- [What is being asked] Make an exact copy of the entries below and leave any picture out of it.

(Component data from apps and pages)

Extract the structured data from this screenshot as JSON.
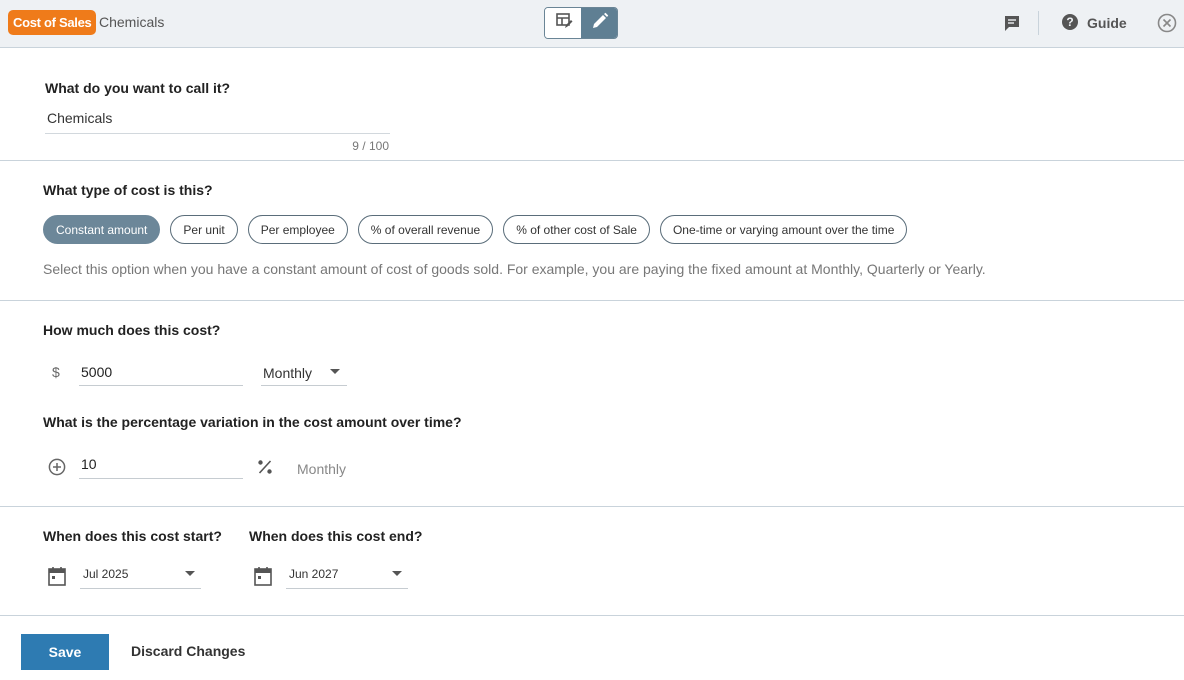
{
  "header": {
    "badge": "Cost of Sales",
    "title": "Chemicals",
    "guide_label": "Guide",
    "icons": [
      "table-edit-icon",
      "pencil-icon",
      "feedback-icon",
      "help-icon",
      "close-icon"
    ]
  },
  "name_section": {
    "question": "What do you want to call it?",
    "value": "Chemicals",
    "counter": "9 / 100"
  },
  "type_section": {
    "question": "What type of cost is this?",
    "options": [
      "Constant amount",
      "Per unit",
      "Per employee",
      "% of overall revenue",
      "% of other cost of Sale",
      "One-time or varying amount over the time"
    ],
    "selected": "Constant amount",
    "hint": "Select this option when you have a constant amount of cost of goods sold. For example, you are paying the fixed amount at Monthly, Quarterly or Yearly."
  },
  "cost_section": {
    "question": "How much does this cost?",
    "currency": "$",
    "amount": "5000",
    "frequency": "Monthly",
    "variation_question": "What is the percentage variation in the cost amount over time?",
    "variation_value": "10",
    "variation_frequency": "Monthly"
  },
  "dates_section": {
    "start_question": "When does this cost start?",
    "start_value": "Jul 2025",
    "end_question": "When does this cost end?",
    "end_value": "Jun 2027"
  },
  "footer": {
    "save_label": "Save",
    "discard_label": "Discard Changes"
  },
  "colors": {
    "badge": "#ef7b1a",
    "active_chip": "#6c8799",
    "save_button": "#2e7bb2"
  }
}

- [Written solution]
Extract the structured data from this screenshot as JSON.
{
  "header": {
    "badge": "Cost of Sales",
    "title": "Chemicals",
    "guide_label": "Guide",
    "icons": [
      "table-edit-icon",
      "pencil-icon",
      "feedback-icon",
      "help-icon",
      "close-icon"
    ]
  },
  "name_section": {
    "question": "What do you want to call it?",
    "value": "Chemicals",
    "counter": "9 / 100"
  },
  "type_section": {
    "question": "What type of cost is this?",
    "options": [
      "Constant amount",
      "Per unit",
      "Per employee",
      "% of overall revenue",
      "% of other cost of Sale",
      "One-time or varying amount over the time"
    ],
    "selected": "Constant amount",
    "hint": "Select this option when you have a constant amount of cost of goods sold. For example, you are paying the fixed amount at Monthly, Quarterly or Yearly."
  },
  "cost_section": {
    "question": "How much does this cost?",
    "currency": "$",
    "amount": "5000",
    "frequency": "Monthly",
    "variation_question": "What is the percentage variation in the cost amount over time?",
    "variation_value": "10",
    "variation_frequency": "Monthly"
  },
  "dates_section": {
    "start_question": "When does this cost start?",
    "start_value": "Jul 2025",
    "end_question": "When does this cost end?",
    "end_value": "Jun 2027"
  },
  "footer": {
    "save_label": "Save",
    "discard_label": "Discard Changes"
  },
  "colors": {
    "badge": "#ef7b1a",
    "active_chip": "#6c8799",
    "save_button": "#2e7bb2"
  }
}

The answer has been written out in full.